As some of you already know by now, I have nominated myself for the 2010 Australian Federal Election as a candidate for the Commonwealth Electoral Division of Sydney, endorsed by the Secular Party of Australia. It is both an honour and a privilege simply to be able to stand for such office. It is truly a remarkable thing to participate in a society that conducts its affairs in this manner.
I’ve been writing a lot of UI code lately, and one of the bread-and-butter operations in UI code is toggling boolean state, usually in response to a button press. Now, what does toggling code look like?
I present to you a youthful and somewhat insensitive re-telling of a classic fairy tale.
Please note—The following story is not meant to imply that the residents of Chernobyl were:
- tax evaders; or
- incompetent home builders; or
- mean spirited; or
- comparable to swine; or
- given to formulaic naming of their children.
Any resemblance to any person, living or dead, is purely (and tragically) coincidental.
… but this ain’t one.
Today Yahuda Katz posted his 10 favourite things about the ruby language. His list certainly reflects most of the things I find very appealing about the language. The sixth item highlights Ruby’s excellent support for blocks and lambdas and an argument is mounted that when performing file operations in languages without them, programmers are

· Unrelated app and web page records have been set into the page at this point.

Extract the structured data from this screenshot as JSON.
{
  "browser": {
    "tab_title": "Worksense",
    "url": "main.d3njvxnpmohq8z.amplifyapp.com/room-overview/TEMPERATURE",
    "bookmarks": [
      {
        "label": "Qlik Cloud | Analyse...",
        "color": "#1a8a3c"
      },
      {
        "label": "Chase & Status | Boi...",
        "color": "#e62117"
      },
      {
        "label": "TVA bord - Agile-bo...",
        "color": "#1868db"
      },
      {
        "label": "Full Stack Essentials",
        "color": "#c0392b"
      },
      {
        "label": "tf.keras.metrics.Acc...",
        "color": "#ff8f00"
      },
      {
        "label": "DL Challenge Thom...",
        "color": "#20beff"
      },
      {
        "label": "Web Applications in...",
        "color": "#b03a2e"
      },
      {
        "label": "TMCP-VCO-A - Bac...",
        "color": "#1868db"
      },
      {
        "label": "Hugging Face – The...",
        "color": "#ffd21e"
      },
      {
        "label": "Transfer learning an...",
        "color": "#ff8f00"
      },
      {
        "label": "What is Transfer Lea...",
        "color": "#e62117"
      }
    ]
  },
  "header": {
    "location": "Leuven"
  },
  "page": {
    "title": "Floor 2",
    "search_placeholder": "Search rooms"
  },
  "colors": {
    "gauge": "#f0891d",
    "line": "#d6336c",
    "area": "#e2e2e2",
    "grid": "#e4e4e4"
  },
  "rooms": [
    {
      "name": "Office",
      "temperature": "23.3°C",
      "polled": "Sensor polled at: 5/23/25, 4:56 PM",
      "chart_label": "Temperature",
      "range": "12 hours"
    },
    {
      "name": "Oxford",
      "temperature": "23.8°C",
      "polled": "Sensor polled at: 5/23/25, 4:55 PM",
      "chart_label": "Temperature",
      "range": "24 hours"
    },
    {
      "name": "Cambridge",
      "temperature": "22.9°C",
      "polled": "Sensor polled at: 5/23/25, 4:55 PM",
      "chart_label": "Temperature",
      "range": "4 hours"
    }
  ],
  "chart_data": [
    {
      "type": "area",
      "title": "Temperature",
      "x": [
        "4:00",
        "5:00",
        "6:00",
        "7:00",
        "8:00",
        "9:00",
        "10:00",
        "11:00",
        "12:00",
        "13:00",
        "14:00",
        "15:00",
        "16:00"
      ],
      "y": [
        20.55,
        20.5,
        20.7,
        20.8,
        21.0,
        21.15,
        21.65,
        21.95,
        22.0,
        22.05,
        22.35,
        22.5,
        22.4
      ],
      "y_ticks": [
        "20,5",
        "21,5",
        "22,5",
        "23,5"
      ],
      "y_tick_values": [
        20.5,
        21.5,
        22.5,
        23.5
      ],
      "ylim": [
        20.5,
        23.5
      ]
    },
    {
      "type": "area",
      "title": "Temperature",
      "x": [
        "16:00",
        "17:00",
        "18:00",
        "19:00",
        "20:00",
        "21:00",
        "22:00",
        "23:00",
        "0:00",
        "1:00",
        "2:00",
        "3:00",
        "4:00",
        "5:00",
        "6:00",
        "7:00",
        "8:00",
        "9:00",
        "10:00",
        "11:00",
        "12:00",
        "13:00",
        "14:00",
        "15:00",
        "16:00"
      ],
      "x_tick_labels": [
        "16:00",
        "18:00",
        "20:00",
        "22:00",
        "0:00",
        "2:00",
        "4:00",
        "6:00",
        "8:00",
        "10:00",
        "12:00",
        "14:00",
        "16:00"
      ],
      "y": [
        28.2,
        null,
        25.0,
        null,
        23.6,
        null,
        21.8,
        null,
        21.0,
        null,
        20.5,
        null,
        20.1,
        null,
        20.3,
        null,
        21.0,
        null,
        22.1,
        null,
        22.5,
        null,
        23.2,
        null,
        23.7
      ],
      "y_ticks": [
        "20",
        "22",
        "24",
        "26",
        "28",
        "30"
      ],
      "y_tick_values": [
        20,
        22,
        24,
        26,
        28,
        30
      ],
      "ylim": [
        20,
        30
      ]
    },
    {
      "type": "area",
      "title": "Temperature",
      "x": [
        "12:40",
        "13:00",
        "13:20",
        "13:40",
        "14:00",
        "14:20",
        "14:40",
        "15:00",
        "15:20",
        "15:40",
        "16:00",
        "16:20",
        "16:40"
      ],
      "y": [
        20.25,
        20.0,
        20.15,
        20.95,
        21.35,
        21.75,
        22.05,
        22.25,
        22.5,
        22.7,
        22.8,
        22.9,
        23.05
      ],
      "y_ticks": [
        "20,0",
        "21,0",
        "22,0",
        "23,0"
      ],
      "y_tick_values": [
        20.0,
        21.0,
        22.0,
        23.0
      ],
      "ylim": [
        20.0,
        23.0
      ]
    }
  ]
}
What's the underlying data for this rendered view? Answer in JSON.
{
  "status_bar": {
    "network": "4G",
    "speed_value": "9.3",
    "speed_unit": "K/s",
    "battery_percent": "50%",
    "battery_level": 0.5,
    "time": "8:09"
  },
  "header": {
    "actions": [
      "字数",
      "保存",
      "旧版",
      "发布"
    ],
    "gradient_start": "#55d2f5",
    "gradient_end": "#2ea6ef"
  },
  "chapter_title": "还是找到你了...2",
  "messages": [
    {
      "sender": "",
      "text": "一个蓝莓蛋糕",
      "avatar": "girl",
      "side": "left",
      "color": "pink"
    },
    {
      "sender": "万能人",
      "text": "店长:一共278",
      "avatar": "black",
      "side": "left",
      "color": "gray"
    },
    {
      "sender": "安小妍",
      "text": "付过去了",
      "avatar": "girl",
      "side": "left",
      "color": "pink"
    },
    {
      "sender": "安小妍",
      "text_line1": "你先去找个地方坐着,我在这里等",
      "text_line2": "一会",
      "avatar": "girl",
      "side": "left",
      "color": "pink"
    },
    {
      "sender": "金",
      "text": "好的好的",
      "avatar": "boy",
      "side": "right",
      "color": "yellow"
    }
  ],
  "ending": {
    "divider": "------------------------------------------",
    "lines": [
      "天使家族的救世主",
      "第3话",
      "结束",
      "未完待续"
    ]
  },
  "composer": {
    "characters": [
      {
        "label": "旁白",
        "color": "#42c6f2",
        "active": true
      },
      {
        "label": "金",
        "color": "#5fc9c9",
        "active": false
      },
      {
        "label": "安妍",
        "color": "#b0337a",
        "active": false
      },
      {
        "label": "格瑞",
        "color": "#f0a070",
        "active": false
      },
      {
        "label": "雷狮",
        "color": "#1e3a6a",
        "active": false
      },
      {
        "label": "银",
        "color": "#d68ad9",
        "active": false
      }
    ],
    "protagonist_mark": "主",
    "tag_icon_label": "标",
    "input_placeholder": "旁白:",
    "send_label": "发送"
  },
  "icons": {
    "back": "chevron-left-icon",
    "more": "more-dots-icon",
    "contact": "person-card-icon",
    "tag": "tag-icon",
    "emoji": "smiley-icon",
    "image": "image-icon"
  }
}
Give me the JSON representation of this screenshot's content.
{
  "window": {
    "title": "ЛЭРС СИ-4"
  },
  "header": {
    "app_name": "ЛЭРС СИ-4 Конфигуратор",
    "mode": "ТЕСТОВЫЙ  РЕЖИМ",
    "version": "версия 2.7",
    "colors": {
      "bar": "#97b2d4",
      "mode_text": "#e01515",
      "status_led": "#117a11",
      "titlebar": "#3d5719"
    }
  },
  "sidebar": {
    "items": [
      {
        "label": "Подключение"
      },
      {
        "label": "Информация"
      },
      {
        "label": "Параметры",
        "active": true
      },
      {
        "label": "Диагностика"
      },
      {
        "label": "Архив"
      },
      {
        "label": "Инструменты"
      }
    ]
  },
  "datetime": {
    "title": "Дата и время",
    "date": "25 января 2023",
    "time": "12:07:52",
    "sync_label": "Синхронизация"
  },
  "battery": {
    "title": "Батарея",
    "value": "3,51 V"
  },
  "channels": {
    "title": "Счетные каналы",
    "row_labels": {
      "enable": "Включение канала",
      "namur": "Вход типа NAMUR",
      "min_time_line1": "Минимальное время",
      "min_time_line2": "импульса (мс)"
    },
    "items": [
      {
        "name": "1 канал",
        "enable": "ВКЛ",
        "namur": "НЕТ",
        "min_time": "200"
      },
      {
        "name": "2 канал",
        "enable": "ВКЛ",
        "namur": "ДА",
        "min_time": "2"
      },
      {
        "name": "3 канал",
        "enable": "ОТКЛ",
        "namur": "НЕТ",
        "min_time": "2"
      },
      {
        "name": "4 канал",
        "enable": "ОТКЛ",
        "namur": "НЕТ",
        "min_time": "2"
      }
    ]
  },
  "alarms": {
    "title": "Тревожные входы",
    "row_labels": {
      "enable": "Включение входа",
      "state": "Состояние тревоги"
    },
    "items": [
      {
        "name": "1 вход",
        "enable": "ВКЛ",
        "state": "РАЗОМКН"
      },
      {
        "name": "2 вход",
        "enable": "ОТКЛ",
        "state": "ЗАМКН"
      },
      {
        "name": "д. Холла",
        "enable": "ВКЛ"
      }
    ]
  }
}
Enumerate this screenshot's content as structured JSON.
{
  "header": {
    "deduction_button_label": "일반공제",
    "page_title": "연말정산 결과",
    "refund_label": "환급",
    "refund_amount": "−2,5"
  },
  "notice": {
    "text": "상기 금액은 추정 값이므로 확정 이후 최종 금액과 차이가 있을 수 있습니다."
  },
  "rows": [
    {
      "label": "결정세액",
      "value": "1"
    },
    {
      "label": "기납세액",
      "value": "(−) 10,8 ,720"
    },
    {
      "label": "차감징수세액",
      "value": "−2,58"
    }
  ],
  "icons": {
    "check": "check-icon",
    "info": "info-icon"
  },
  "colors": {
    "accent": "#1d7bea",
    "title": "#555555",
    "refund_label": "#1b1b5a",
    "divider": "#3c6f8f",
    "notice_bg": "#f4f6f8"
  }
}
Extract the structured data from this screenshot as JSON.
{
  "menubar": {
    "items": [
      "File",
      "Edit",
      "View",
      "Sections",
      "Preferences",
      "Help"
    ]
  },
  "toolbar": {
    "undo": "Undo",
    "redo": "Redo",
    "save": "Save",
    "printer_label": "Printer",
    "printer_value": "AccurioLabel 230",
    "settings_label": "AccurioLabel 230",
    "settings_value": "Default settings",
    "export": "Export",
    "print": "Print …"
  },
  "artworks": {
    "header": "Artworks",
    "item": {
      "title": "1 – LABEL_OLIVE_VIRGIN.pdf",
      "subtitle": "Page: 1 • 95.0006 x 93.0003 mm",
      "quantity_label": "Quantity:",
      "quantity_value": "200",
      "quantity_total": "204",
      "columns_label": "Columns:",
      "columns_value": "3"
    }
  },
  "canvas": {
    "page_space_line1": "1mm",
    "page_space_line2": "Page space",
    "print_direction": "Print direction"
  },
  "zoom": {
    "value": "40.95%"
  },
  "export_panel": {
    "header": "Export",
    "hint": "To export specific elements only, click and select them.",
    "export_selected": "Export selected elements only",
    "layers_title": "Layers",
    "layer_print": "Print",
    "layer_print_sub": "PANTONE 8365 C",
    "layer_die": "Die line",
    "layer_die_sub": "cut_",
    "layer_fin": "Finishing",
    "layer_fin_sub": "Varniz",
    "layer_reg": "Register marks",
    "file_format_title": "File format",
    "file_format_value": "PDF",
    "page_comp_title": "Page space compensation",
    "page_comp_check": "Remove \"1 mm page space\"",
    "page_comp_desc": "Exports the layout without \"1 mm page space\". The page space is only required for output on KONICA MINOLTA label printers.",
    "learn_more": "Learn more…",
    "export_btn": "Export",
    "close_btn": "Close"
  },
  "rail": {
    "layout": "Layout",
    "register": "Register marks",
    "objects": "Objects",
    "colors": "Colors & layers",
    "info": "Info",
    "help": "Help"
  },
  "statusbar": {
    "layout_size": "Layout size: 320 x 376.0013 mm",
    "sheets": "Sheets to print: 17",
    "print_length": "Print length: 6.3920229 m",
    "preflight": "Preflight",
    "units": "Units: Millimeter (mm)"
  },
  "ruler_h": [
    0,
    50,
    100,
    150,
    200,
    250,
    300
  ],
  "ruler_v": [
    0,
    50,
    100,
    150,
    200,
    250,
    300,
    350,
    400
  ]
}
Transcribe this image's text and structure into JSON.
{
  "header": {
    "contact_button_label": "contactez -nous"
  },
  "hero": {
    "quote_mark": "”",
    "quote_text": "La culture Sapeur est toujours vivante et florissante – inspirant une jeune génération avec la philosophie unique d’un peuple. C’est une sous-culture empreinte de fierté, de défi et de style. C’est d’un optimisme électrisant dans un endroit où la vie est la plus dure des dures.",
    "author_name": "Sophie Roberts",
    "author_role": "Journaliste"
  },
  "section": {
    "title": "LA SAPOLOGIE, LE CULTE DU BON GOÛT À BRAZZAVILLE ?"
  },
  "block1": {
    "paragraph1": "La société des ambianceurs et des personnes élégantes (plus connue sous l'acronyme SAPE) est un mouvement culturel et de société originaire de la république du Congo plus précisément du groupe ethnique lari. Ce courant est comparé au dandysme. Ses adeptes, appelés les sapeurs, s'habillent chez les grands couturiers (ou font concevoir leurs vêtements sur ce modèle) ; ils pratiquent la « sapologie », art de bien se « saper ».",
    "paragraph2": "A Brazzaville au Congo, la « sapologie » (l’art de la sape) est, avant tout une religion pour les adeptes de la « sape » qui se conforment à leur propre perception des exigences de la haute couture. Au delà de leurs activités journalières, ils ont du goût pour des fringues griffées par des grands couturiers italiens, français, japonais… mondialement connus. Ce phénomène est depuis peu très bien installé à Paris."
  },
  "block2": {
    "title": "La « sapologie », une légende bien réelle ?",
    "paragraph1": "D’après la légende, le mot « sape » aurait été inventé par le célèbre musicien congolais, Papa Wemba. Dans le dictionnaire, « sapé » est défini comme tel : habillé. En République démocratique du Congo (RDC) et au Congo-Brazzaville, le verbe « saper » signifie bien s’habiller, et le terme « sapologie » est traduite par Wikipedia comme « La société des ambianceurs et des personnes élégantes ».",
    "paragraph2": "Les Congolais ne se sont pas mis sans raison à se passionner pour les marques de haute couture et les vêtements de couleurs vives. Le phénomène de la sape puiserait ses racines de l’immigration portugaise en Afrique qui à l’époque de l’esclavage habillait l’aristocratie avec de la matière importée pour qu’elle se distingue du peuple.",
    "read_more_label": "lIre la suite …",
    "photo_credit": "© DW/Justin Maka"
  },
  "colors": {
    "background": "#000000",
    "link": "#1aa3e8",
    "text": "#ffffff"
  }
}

forced to use an inline “ensure” block every in the same lexical scope that they originally opened the file in, to ensure that the resource is closed. As is often the case the comparison is made to Java, but as any seasoned Java developer will tell you (and this point has probably be made many, many times) it just isn’t true. Java supports a safer and comparable idiom via the anonymous inner class.